Traditional cancer treatment with chemotherapy involves using highly toxic drugs to kill errant cancer cells. Because the majority of these drugs do not discriminate between cancer and normal cells, patients experience collateral damages as adverse side effects. Hair loss (alopecia) is a common side effect of certain types of chemotherapy, typically associated with treatment for breast cancer. Though considered a temporary effect, minimizing hair loss is important to the quality of life for many patients.
"Some of today's most powerful, life-saving chemotherapy treatments still cause complete hair loss, a side effect that many women consider to be emotionally devastating," said Dr. Hope Rugo, Principal Investigator for the study and Director of Breast Oncology and Clinical Trials Education at the UCSF Helen Diller Family Comprehensive Cancer Center.

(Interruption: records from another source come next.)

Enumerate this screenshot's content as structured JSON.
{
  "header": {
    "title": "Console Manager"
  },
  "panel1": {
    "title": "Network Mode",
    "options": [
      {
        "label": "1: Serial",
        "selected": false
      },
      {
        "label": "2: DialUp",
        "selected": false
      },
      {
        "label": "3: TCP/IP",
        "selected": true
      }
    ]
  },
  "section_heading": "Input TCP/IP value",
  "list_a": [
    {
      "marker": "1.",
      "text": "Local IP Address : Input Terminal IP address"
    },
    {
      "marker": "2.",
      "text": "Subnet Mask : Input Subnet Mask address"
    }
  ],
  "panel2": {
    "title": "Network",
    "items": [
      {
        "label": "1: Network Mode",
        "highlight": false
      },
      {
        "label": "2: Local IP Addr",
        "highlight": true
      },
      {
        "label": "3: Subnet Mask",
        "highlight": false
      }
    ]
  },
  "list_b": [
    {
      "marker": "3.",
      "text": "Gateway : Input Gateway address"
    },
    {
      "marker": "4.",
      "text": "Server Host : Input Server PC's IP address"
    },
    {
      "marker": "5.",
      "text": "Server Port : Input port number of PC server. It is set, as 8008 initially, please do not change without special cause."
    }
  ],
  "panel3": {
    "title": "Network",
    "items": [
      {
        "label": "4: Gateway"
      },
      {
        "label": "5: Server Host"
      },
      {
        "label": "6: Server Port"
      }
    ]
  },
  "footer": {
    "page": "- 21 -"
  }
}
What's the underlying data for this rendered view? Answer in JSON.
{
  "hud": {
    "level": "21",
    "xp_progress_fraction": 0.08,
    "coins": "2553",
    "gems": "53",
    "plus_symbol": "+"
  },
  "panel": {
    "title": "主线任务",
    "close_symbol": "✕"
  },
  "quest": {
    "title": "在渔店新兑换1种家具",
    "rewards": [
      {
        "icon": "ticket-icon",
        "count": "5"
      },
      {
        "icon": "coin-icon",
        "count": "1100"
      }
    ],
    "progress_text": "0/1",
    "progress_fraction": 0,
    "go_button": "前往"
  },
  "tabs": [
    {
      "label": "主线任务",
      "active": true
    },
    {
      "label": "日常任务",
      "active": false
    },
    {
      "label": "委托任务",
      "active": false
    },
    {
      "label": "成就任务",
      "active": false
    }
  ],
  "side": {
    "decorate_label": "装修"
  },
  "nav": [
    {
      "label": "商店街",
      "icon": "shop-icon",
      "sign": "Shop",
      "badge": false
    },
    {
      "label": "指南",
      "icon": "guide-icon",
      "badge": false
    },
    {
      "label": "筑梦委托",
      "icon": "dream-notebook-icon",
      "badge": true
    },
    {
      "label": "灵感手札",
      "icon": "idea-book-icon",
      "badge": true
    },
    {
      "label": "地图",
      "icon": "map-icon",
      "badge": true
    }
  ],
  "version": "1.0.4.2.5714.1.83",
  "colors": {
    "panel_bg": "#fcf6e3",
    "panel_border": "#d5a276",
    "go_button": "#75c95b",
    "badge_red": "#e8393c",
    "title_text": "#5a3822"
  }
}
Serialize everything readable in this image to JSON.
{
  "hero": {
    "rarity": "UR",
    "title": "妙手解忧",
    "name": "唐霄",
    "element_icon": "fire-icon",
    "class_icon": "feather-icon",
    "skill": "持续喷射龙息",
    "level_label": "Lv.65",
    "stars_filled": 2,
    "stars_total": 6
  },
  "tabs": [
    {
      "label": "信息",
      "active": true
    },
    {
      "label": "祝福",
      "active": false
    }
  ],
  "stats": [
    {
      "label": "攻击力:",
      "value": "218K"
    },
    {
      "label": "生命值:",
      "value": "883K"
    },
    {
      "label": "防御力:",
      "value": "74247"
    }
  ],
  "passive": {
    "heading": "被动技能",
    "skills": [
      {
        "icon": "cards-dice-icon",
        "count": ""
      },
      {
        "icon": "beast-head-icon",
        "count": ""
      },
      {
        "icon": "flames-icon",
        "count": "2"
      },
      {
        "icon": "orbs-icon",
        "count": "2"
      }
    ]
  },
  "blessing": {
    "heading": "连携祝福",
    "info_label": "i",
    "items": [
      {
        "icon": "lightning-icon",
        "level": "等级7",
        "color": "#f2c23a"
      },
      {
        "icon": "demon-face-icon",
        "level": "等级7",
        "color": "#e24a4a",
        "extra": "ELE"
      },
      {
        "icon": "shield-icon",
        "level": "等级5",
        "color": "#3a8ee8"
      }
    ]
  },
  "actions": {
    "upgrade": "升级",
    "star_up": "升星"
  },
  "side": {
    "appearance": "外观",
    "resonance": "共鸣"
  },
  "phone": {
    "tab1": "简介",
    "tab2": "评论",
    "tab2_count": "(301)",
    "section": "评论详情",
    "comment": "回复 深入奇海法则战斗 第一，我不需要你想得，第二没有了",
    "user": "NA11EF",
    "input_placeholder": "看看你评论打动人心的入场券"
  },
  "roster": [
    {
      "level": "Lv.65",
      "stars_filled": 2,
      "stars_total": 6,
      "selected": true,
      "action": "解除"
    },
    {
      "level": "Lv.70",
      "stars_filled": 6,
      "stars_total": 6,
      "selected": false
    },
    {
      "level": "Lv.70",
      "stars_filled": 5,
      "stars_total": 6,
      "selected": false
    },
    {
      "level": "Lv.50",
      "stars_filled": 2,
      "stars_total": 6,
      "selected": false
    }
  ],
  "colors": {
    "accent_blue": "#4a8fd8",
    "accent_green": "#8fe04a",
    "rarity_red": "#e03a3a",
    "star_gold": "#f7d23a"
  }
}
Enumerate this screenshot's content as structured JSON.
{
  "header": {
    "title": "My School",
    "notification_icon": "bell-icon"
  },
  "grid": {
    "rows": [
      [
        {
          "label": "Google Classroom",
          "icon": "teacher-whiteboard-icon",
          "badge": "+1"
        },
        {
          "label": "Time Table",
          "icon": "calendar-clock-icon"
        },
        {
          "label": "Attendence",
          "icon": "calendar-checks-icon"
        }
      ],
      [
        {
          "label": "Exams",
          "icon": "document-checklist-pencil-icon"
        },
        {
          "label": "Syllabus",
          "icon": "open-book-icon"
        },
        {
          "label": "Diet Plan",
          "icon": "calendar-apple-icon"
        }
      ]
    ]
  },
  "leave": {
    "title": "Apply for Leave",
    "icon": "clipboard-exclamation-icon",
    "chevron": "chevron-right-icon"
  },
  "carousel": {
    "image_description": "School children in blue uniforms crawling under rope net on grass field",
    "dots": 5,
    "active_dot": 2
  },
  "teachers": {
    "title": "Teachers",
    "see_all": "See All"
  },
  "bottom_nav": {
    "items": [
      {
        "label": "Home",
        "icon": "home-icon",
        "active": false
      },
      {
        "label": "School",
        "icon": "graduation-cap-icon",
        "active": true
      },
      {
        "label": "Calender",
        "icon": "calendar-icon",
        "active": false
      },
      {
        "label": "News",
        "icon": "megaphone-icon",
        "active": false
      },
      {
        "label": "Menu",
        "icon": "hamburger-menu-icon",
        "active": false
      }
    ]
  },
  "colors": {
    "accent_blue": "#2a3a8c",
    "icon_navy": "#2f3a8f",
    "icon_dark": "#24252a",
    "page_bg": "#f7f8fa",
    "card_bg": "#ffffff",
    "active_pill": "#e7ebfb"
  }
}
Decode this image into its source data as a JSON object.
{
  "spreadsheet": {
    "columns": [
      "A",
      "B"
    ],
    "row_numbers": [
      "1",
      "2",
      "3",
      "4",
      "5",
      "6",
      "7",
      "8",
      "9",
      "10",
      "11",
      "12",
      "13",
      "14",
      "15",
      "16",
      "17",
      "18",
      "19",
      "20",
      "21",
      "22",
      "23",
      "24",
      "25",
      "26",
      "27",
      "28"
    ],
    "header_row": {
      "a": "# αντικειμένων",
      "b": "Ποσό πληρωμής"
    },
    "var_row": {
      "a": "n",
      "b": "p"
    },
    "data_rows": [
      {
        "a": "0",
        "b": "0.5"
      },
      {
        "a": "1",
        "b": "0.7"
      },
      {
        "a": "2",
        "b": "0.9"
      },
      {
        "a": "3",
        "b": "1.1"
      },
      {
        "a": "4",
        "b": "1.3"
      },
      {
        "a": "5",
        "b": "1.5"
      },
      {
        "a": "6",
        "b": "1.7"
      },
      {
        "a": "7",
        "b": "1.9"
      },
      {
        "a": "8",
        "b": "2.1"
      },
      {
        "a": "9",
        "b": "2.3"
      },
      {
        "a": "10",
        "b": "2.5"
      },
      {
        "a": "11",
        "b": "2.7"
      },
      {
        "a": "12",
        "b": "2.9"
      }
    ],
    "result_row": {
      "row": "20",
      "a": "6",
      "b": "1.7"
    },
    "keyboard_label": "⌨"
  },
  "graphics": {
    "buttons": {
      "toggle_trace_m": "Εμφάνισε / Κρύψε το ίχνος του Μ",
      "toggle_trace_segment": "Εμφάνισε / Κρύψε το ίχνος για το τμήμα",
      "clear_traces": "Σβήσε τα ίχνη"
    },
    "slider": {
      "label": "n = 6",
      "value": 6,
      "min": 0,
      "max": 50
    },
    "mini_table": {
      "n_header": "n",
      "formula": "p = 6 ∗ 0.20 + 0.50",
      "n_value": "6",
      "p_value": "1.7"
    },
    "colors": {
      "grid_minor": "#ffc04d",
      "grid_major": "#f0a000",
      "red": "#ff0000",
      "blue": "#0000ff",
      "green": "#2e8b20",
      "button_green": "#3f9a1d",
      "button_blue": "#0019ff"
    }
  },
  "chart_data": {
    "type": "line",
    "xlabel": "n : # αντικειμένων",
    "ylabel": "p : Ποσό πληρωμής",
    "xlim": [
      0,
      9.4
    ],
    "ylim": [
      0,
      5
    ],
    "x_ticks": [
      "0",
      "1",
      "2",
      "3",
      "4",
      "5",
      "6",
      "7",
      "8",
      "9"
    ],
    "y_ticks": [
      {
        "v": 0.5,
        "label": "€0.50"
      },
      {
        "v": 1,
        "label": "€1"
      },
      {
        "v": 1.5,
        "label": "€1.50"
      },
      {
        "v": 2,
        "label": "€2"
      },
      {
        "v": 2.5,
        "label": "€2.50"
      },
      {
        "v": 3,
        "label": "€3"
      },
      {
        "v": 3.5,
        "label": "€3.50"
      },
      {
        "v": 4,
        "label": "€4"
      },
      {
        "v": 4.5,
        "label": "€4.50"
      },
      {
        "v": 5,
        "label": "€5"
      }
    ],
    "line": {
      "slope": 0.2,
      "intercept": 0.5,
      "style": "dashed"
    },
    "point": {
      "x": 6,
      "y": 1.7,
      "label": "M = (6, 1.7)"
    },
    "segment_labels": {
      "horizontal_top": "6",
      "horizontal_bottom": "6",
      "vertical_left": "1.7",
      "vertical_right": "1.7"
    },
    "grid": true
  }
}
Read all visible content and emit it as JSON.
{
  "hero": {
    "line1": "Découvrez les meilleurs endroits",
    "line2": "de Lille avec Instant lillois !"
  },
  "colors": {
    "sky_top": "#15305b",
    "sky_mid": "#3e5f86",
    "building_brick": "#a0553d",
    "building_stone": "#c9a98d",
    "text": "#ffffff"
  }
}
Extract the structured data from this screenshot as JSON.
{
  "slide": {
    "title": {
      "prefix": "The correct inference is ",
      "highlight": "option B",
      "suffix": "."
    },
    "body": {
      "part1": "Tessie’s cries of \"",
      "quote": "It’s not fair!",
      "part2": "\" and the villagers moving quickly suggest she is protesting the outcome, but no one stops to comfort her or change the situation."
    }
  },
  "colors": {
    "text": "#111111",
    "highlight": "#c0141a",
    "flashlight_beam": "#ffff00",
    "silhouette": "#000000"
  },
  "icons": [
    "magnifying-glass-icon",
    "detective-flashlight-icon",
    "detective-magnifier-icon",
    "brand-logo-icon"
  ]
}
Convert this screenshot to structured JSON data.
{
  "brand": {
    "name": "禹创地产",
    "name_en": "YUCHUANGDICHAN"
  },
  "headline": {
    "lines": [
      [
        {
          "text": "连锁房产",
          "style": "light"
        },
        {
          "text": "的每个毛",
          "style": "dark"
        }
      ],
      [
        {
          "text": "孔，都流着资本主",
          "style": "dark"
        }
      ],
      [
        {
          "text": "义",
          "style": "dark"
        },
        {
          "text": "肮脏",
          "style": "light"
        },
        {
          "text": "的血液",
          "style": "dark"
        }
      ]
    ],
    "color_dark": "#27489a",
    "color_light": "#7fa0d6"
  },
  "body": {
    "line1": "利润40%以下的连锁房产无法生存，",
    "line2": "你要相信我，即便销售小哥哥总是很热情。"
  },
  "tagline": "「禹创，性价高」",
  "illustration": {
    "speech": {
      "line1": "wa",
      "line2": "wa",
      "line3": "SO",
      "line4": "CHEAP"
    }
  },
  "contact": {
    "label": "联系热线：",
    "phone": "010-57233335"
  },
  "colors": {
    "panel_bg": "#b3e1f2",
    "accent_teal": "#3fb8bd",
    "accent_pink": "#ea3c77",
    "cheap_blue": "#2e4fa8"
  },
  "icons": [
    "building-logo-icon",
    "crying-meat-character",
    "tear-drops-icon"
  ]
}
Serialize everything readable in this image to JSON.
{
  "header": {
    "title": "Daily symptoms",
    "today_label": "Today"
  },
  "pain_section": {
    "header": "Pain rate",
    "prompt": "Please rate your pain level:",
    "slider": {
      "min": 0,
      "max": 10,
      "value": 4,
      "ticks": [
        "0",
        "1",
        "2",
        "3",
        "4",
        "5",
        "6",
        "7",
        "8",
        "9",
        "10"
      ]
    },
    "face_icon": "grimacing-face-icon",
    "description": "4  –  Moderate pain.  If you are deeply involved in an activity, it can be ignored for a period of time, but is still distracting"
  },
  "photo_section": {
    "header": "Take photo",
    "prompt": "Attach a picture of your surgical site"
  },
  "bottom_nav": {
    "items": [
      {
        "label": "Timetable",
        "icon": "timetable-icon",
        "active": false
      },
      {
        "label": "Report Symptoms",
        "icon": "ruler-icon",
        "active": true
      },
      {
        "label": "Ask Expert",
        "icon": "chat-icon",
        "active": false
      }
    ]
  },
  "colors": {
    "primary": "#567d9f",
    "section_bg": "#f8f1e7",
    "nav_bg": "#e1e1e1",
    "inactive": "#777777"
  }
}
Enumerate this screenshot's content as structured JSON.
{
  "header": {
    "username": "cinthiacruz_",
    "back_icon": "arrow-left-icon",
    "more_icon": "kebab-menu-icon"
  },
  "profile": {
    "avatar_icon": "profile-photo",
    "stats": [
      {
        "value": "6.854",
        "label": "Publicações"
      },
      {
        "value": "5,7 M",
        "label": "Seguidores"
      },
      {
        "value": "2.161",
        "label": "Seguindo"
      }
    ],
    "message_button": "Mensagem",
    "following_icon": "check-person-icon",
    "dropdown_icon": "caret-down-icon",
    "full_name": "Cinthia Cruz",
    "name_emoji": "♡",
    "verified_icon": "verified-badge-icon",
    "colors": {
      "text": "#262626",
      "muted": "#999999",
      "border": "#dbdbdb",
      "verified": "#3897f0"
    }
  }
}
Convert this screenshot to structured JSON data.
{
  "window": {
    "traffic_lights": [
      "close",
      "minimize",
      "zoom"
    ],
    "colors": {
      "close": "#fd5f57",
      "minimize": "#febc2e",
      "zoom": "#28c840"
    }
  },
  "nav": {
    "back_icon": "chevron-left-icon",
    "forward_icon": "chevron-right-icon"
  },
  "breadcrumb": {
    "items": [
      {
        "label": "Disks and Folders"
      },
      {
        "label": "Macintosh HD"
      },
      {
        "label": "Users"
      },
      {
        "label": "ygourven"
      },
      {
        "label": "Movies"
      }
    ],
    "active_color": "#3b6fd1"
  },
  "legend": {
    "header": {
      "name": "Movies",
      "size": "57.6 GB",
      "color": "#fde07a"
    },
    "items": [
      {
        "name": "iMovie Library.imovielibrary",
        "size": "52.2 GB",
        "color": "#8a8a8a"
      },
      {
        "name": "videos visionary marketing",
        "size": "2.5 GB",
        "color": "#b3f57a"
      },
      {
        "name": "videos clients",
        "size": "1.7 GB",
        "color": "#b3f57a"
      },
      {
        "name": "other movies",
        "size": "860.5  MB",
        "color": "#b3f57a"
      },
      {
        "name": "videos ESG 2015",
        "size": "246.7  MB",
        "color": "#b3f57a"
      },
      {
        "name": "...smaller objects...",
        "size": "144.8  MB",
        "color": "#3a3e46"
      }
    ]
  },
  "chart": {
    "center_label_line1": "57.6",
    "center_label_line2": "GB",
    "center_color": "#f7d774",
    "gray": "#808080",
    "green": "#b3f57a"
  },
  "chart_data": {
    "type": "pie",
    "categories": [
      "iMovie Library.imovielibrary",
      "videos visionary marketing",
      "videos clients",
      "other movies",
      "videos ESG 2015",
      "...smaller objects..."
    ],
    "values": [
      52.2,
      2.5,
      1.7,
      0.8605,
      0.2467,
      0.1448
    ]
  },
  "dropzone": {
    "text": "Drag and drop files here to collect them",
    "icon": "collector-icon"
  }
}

Named DigniCap, the cooling system is manufactured by Dignitana in Sweden. It works by circulating a liquid coolant to a tight-fitting silicone cap worn on the head during chemotherapy sessions. A second cap made of neoprene covers this cooling cap to act as insulation and prevent loss of cooling. The entire system is computerized with sensors that continuously monitor scalp temperature and allow the system to maintain optimal cooling throughout treatment.
The coldness of the cap acts to constrict blood vessels in the scalp, reducing blood flow to the hair follicles and protecting the hair from the flow of toxic chemotherapy agents in the body. In addition, the cooling action slows down cell division activities of the hair follicles, which makes them less susceptible to the uptake of chemotherapy drugs. These factors together reduce the risk of hair loss associated with cancer treatment.
A U.S. clinical trial studied the effects of the DigniCap in 122 women with Stage I and Stage II breast cancer who were undergoing chemotherapy. Patients then self-assessed the hair loss using standardized photographs at one month after the last chemotherapy cycle. More than 66% of these patients reported keeping at least 50% of their hair. In addition, patients reported high satisfaction for the experience: a mean of 87.5 satisfaction with the decision to use the DigniCap, a mean of 70.9 for hair quantity, and a mean of 69.1 for hair quality (ranked from 0 to 100, with 100 being “completely satisfied”). No severe adverse events were reported.
Similarly, another trial, conducted at the Baylor College of Medicine, Houston, researchers found that patients who were not treated with the device were more likely to experience up to 50 percent hair loss.
The US trials only evaluated the device on chemotherapy regimens using taxanes, such as paclitaxel and docetaxel. However, abroad the device has also been studied with anthracyclines, such as epirubicin and doxorubicin.
While the risk of the chemotherapy drug missing breast cancer cells in the scalp is considered extremely low, the benefits of the cooling cap are significant. The device minimizes the psychological impact of the diagnosis and makes the chemotherapy process more tolerable. Reducing hair loss during chemotherapy allows these patients to retain some normalcy and privacy in their lives.
Additional sources: MNT